“I told the guys before the game to enjoy it and soak it in, and if you don’t have butterflies, you’re playing the wrong sport,” RMC coach Richard Lim said.
After a ceremonial puck drop and a quick ceremony that served as a delayed honouring of Queen’s head coach Brett Gibson for 400 games behind the Gael’s bench, the puck dropped at just past 7:30 pm, and from the moment the clock started, it was clear Queen’s was in full on desperation mode to score early and often.
The one thing standing in between the Gaels and the net? The RMC Paladins’ fourth-year goalie Joey May. In his final season in the OUA, May has already broken every personal best in wins with five, GAA at 3.57 and save percentage at .912. On Thursday, though, as the wall of RMC fans wrapped around May’s net in the first period grew louder and louder, May seemed to grow stronger and stronger.
“Last time we played this game [2019-2020′ I was in my first year, so being a senior guy and now my last year at the college, I was really excited to play in this game,” May said.
The shots finished 21-8 for the Queen’s Gaels after 20 minutes of play but 0-0 on the scoresheet.
Dalton Duhart finally got a break for Queen’s midway through the second as he got on a break and wired one over the shoulder of Joey May to make it 1-0 for the Gaels.
Despite the goal, May finished the second period with 40 saves for the Paladins, including multiple complex sequences of stops.
“That’s the Joey that we know can be there; he’s had a few of those performances this year; he was awesome; there’s no way around it,” coach Lim said.
“The puck must have looked like a beachball for him because he seemed to stop everything.”
Late in the second period, it was Paladins captain Noah Rowe, also in his final Carr-Harris Cup as a senior, who picked up a pass into the slot from Josh Spratt and buried it behind Luke Richardson before jumping into the glass and letting out a yell that sent the RMC fans into hysterics as the second period wound down.
With his counterpart at the other end seemingly otherworldly, it was a quieter night for Luke Richardson, but that meant the ability to bounce back was even more critical.
“As a goalie, you’ve gotta have a short memory. You can’t think on things too hard,” Richardson said. “Once the puck drops, you gotta reset and start from scratch again.”
Both May and Richardson started from scratch in the third, as with both teams feeling each other out, the shots finally slowed down, and the saves kept coming.
“It’s always the way it is; an RMC goalie makes 50 saves, and we have to find a way to score a goal; it seems to be a theme at the Carr-Harris,” Queen’s coach Brett Gibson said.

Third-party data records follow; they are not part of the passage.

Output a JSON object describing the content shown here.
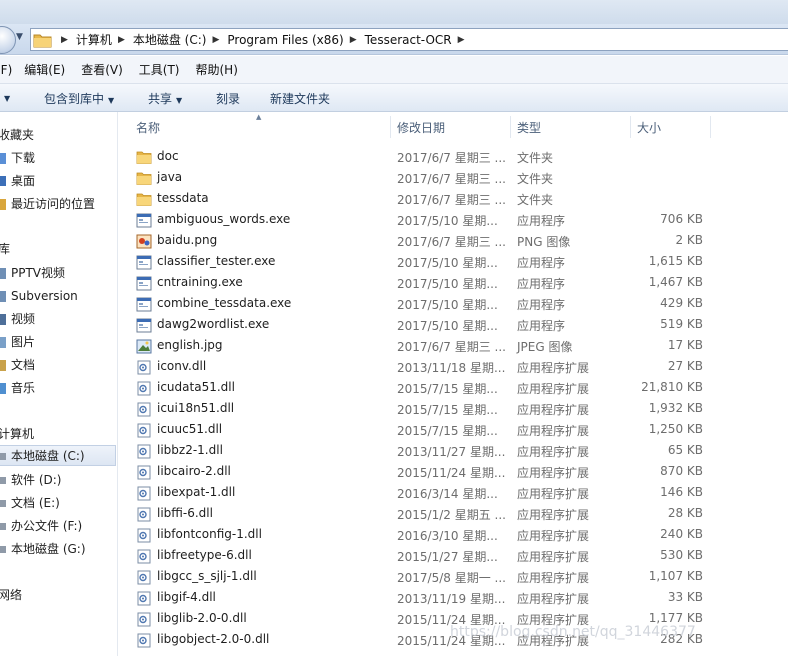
{
  "address": {
    "crumbs": [
      "计算机",
      "本地磁盘 (C:)",
      "Program Files (x86)",
      "Tesseract-OCR"
    ]
  },
  "menu": [
    "(F)",
    "编辑(E)",
    "查看(V)",
    "工具(T)",
    "帮助(H)"
  ],
  "toolbar": {
    "include_label": "包含到库中",
    "share_label": "共享",
    "burn_label": "刻录",
    "new_folder_label": "新建文件夹"
  },
  "nav": {
    "favorites_head": "收藏夹",
    "favorites": [
      "下载",
      "桌面",
      "最近访问的位置"
    ],
    "library_head": "库",
    "libraries": [
      "PPTV视频",
      "Subversion",
      "视频",
      "图片",
      "文档",
      "音乐"
    ],
    "computer_head": "计算机",
    "drives": [
      "本地磁盘 (C:)",
      "软件 (D:)",
      "文档 (E:)",
      "办公文件 (F:)",
      "本地磁盘 (G:)"
    ],
    "network_head": "网络"
  },
  "columns": {
    "name": "名称",
    "date": "修改日期",
    "type": "类型",
    "size": "大小"
  },
  "files": [
    {
      "name": "doc",
      "date": "2017/6/7 星期三 ...",
      "type": "文件夹",
      "size": "",
      "icon": "folder"
    },
    {
      "name": "java",
      "date": "2017/6/7 星期三 ...",
      "type": "文件夹",
      "size": "",
      "icon": "folder"
    },
    {
      "name": "tessdata",
      "date": "2017/6/7 星期三 ...",
      "type": "文件夹",
      "size": "",
      "icon": "folder"
    },
    {
      "name": "ambiguous_words.exe",
      "date": "2017/5/10 星期...",
      "type": "应用程序",
      "size": "706 KB",
      "icon": "exe"
    },
    {
      "name": "baidu.png",
      "date": "2017/6/7 星期三 ...",
      "type": "PNG 图像",
      "size": "2 KB",
      "icon": "png"
    },
    {
      "name": "classifier_tester.exe",
      "date": "2017/5/10 星期...",
      "type": "应用程序",
      "size": "1,615 KB",
      "icon": "exe"
    },
    {
      "name": "cntraining.exe",
      "date": "2017/5/10 星期...",
      "type": "应用程序",
      "size": "1,467 KB",
      "icon": "exe"
    },
    {
      "name": "combine_tessdata.exe",
      "date": "2017/5/10 星期...",
      "type": "应用程序",
      "size": "429 KB",
      "icon": "exe"
    },
    {
      "name": "dawg2wordlist.exe",
      "date": "2017/5/10 星期...",
      "type": "应用程序",
      "size": "519 KB",
      "icon": "exe"
    },
    {
      "name": "english.jpg",
      "date": "2017/6/7 星期三 ...",
      "type": "JPEG 图像",
      "size": "17 KB",
      "icon": "jpg"
    },
    {
      "name": "iconv.dll",
      "date": "2013/11/18 星期...",
      "type": "应用程序扩展",
      "size": "27 KB",
      "icon": "dll"
    },
    {
      "name": "icudata51.dll",
      "date": "2015/7/15 星期...",
      "type": "应用程序扩展",
      "size": "21,810 KB",
      "icon": "dll"
    },
    {
      "name": "icui18n51.dll",
      "date": "2015/7/15 星期...",
      "type": "应用程序扩展",
      "size": "1,932 KB",
      "icon": "dll"
    },
    {
      "name": "icuuc51.dll",
      "date": "2015/7/15 星期...",
      "type": "应用程序扩展",
      "size": "1,250 KB",
      "icon": "dll"
    },
    {
      "name": "libbz2-1.dll",
      "date": "2013/11/27 星期...",
      "type": "应用程序扩展",
      "size": "65 KB",
      "icon": "dll"
    },
    {
      "name": "libcairo-2.dll",
      "date": "2015/11/24 星期...",
      "type": "应用程序扩展",
      "size": "870 KB",
      "icon": "dll"
    },
    {
      "name": "libexpat-1.dll",
      "date": "2016/3/14 星期...",
      "type": "应用程序扩展",
      "size": "146 KB",
      "icon": "dll"
    },
    {
      "name": "libffi-6.dll",
      "date": "2015/1/2 星期五 ...",
      "type": "应用程序扩展",
      "size": "28 KB",
      "icon": "dll"
    },
    {
      "name": "libfontconfig-1.dll",
      "date": "2016/3/10 星期...",
      "type": "应用程序扩展",
      "size": "240 KB",
      "icon": "dll"
    },
    {
      "name": "libfreetype-6.dll",
      "date": "2015/1/27 星期...",
      "type": "应用程序扩展",
      "size": "530 KB",
      "icon": "dll"
    },
    {
      "name": "libgcc_s_sjlj-1.dll",
      "date": "2017/5/8 星期一 ...",
      "type": "应用程序扩展",
      "size": "1,107 KB",
      "icon": "dll"
    },
    {
      "name": "libgif-4.dll",
      "date": "2013/11/19 星期...",
      "type": "应用程序扩展",
      "size": "33 KB",
      "icon": "dll"
    },
    {
      "name": "libglib-2.0-0.dll",
      "date": "2015/11/24 星期...",
      "type": "应用程序扩展",
      "size": "1,177 KB",
      "icon": "dll"
    },
    {
      "name": "libgobject-2.0-0.dll",
      "date": "2015/11/24 星期...",
      "type": "应用程序扩展",
      "size": "282 KB",
      "icon": "dll"
    }
  ],
  "watermark": "https://blog.csdn.net/qq_31446377"
}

No goals came through in the third before it was Robert cashing in and keeping the Queen’s season alive. “I knew we had to get something going and not leave it up to a shootout,” Robert said.
It’s been a difficult season for the Paladins and to lose the chance to eliminate their biggest rival from the playoff race has to especially disappointing, but even the Paladins can acknowledge the level of hockey that took place on Thursday.
“I wish we got the win but other than that; you can’t ask for much more than a 2-1 overtime game. I mean, I wish we got the win, but this was about as good as it gets,” Joey May said.
The Gaels now sit two points back of the Ottawa Gee-Gees for the final playoff spot in the OUA East. To their coach, the message is still pretty simple. “Feet on the ground, you gotta just take it one day at a time,” Gibson said.
After a performance like Thursday, the Gaels have earned the right to play for at least one more night.